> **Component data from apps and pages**
**********
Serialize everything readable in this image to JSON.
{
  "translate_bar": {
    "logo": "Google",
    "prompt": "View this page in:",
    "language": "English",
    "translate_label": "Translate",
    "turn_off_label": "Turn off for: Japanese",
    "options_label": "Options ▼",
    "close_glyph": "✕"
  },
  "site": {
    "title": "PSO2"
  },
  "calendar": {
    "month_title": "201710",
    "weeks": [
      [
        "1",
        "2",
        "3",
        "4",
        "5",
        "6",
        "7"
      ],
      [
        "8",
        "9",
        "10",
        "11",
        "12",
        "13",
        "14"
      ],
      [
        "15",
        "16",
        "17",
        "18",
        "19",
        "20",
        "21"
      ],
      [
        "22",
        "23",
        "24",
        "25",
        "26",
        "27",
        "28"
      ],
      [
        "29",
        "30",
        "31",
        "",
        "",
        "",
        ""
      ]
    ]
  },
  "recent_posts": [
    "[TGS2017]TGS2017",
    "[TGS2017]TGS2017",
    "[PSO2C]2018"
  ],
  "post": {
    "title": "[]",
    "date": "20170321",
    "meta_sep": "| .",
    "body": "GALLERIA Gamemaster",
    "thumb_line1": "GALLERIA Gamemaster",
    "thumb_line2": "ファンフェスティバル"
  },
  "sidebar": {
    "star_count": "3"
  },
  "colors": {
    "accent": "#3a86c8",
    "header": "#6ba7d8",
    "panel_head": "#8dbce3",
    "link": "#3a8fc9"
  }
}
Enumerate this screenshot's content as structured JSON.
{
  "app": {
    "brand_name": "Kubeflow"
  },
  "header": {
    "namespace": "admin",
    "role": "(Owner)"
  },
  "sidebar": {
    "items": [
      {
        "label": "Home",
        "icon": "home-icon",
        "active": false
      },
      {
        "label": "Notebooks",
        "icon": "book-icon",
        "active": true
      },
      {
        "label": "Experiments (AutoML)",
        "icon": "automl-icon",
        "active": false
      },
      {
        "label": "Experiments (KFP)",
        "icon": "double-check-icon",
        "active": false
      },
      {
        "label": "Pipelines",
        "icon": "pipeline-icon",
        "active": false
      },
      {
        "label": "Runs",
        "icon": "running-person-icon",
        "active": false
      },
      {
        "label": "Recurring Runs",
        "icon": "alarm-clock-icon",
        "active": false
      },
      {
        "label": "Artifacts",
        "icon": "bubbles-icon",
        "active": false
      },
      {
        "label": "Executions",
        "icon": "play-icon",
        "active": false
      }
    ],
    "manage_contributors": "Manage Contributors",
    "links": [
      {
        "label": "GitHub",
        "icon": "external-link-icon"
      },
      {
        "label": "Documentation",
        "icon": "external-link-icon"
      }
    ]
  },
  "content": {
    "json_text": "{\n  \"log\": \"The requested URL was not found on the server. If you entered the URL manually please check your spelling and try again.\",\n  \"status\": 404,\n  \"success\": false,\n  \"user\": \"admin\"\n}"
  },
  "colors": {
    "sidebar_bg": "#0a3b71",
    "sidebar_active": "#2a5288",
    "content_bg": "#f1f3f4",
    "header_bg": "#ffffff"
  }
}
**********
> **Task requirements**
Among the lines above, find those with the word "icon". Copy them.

> **Written response**
        "icon": "home-icon",
        "icon": "book-icon",
        "icon": "automl-icon",
        "icon": "double-check-icon",
        "icon": "pipeline-icon",
        "icon": "running-person-icon",
        "icon": "alarm-clock-icon",
        "icon": "bubbles-icon",
        "icon": "play-icon",
        "icon": "external-link-icon"
        "icon": "external-link-icon"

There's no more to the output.